If you have followed the previous posts, you should be able to create linked services, datasets and pipelines, so I will skip these screenshots for some of the minor steps, to save space here. Furthermore, since we have already created datasets and linked services for Blob Storage, we can use them as source components for the new pipeline.
Please follow the below steps to create the pipeline:
- Linked services - In the previous tips we have already setup linked services for both source and destination, so we’ll proceed to the next step.
- Datasets - We need blob storage as a source and Azure SQL Database as destination datasets. Here are the required steps to add source and destination datasets. Since the source dataset for this pipeline is going to be similar to the blob storage dataset BlobSTG_DS we created in the previous post, let’s select it and create a duplicate using the clone command.
- I named the new dataset BlobSTG_DS2:
- To create destination dataset, let’s add a new dataset object of Azure SQL Database type from the Factory Resources panel, assign the name FactInternetSales_DS and switch to the Connection tab

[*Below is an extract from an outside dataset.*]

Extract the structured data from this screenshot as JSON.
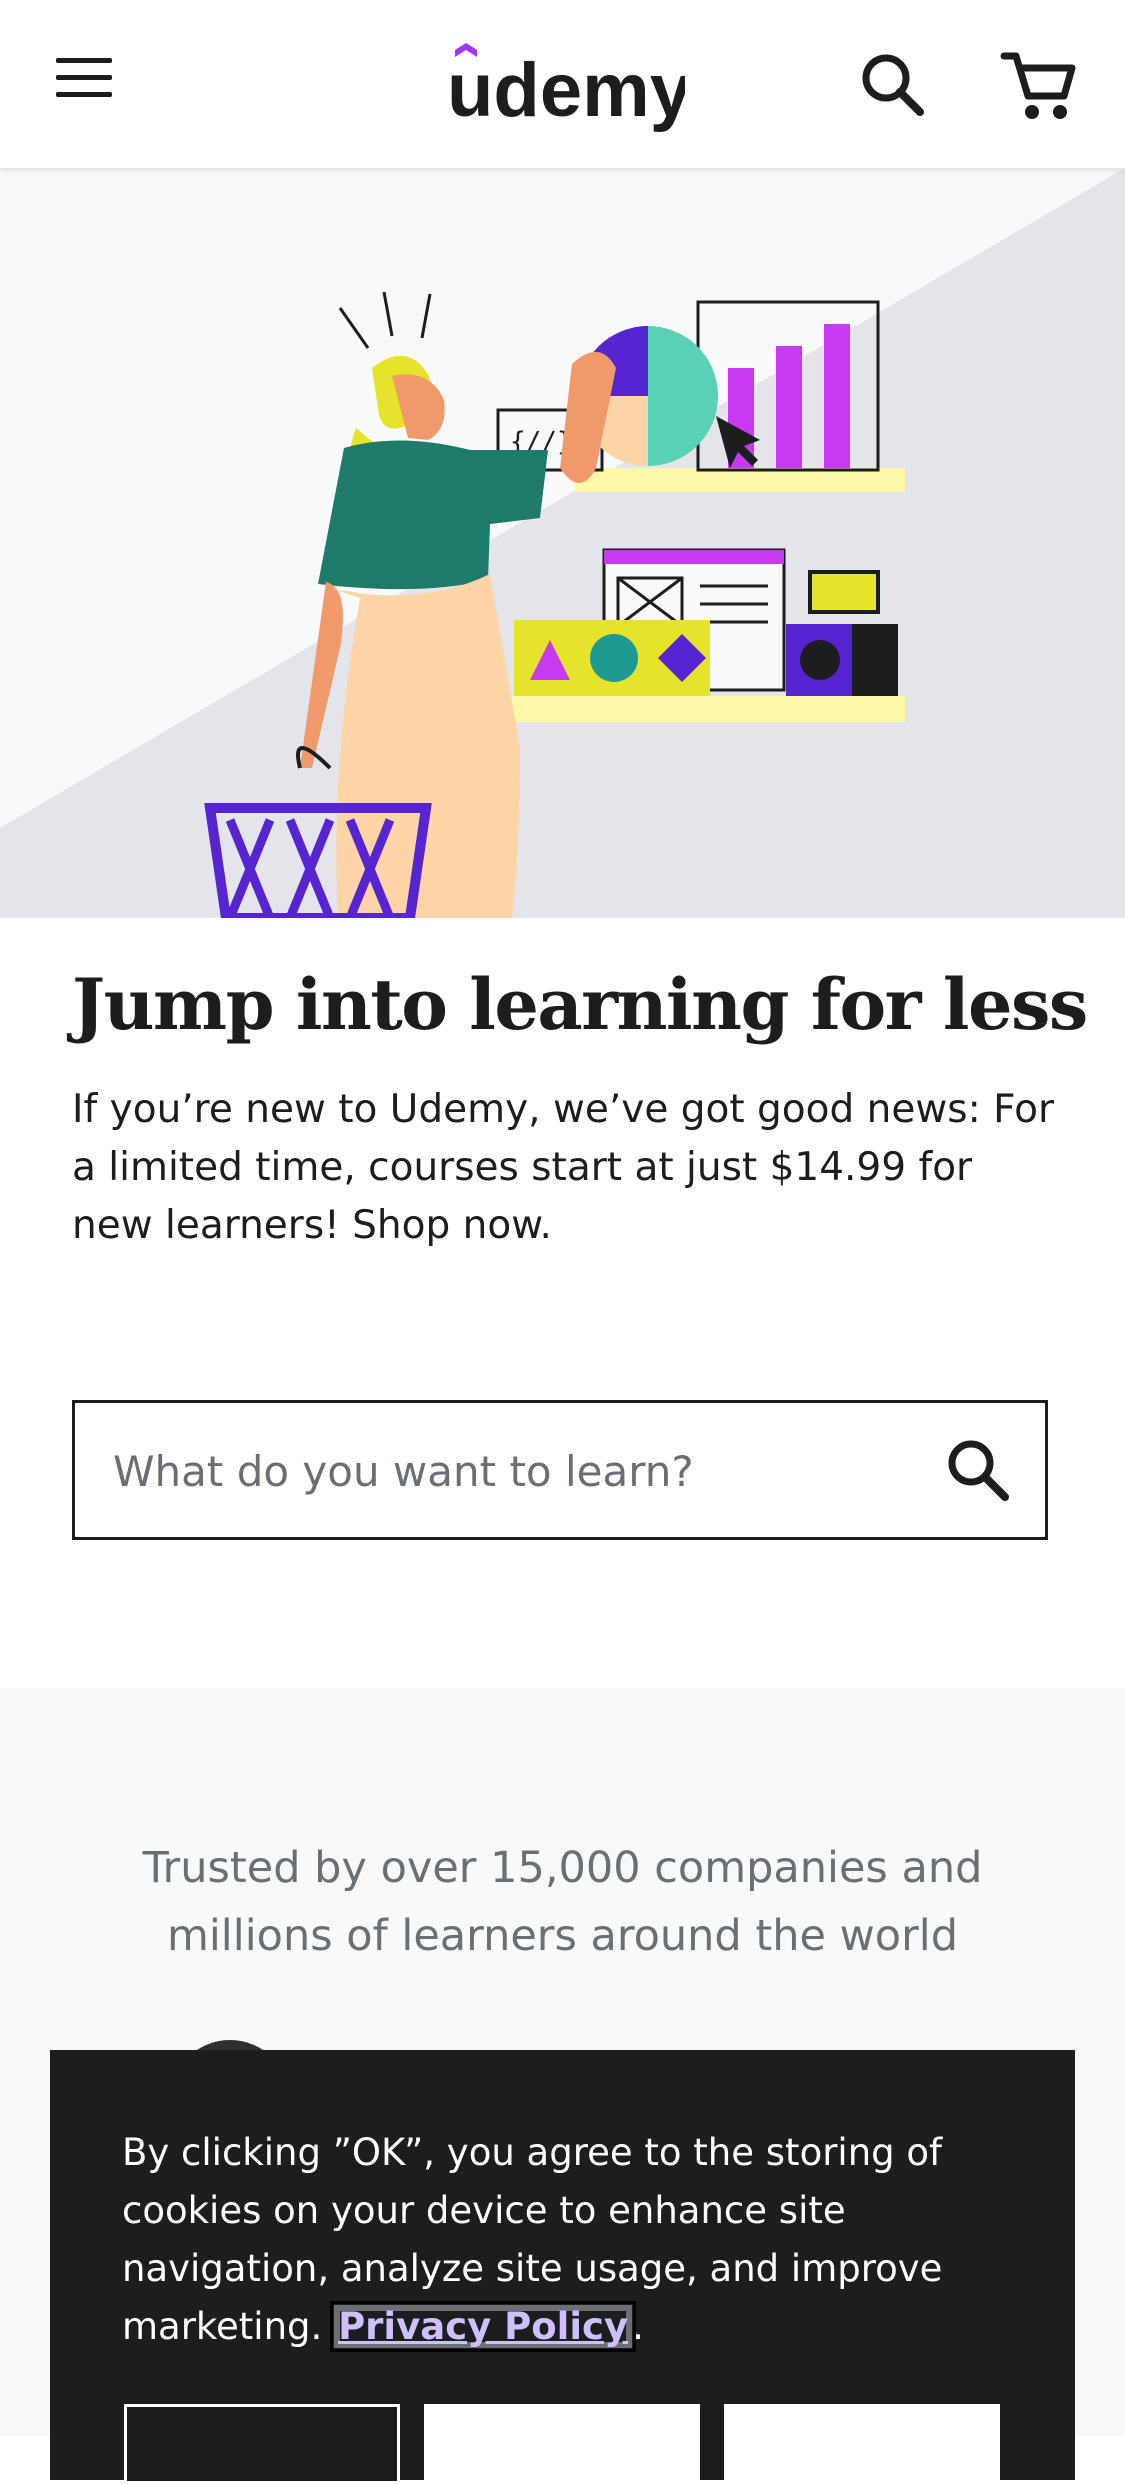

- Select the SqlServerLS_Dst linked service for Azure SQL Database we created earlier and select the FactIntenetSales table from the drop-down list:
- Switch to the Schema tab and import the table structure using the Import Schema button:
- Pipeline and activity. The last step in this process is
adding the pipeline and activity. Here are the steps:
- Add new Pipeline object from the Factory Resources panel and assign the name (I named it Blob_SQL_PL)
- Expand the Move & Transform category on the Activities panel and drag/drop the Copy Data activity into the central panel
- Select the newly added activity and assign the name (I named it FactInternetSales_AC)
- Switch to the Source tab and select the BlobStg_DS2 dataset we created earlier:
- Switch to the Sink tab and select the FactInternetSales_DS dataset we created earlier and enter a purge query for the destination table:
- Switch to the Mapping tab and select Import Schemas:
- Publishing changes - Finally, let’s publish the changes, using the Publish All button and check the notifications area for the deployment status.
Execution and Monitoring
Let's kick-off the pipeline using the Trigger Now command under the Trigger menu:
Now, let's switch to the ADF Monitoring page to ensure that pipeline execution was successful:
To verify that files have been transferred successfully, I’ve opened SSMS and checked the content of the target table in the Azure SQL Database:
In this post, we completed building a data flow to transfer files from an on-premises machine to an Azure SQL Database. As you may have observed, the ADF pipeline building process resembles building data flow tasks for SSIS, where you create source and destination components and build mapping between them.
If you followed the previous posts, you should be able to create simple pipelines to transfer data between various file and database systems. Although these kinds of pipelines are sufficient for transferring small data sets, you will need to build more sophisticated pipelines with incremental data processing capabilities for larger tables. You may also need to automate pipeline executions to run on pre-scheduled timelines or in response to certain events. We’ll discuss all these capabilities in future posts.
- Read: Transfer On-Premises Files to Azure Blob Storage
- Read: Copy data from an on-premises SQL Server database to Azure Blob storage
About the author
View all my tips
Article Last Updated: 2019-05-29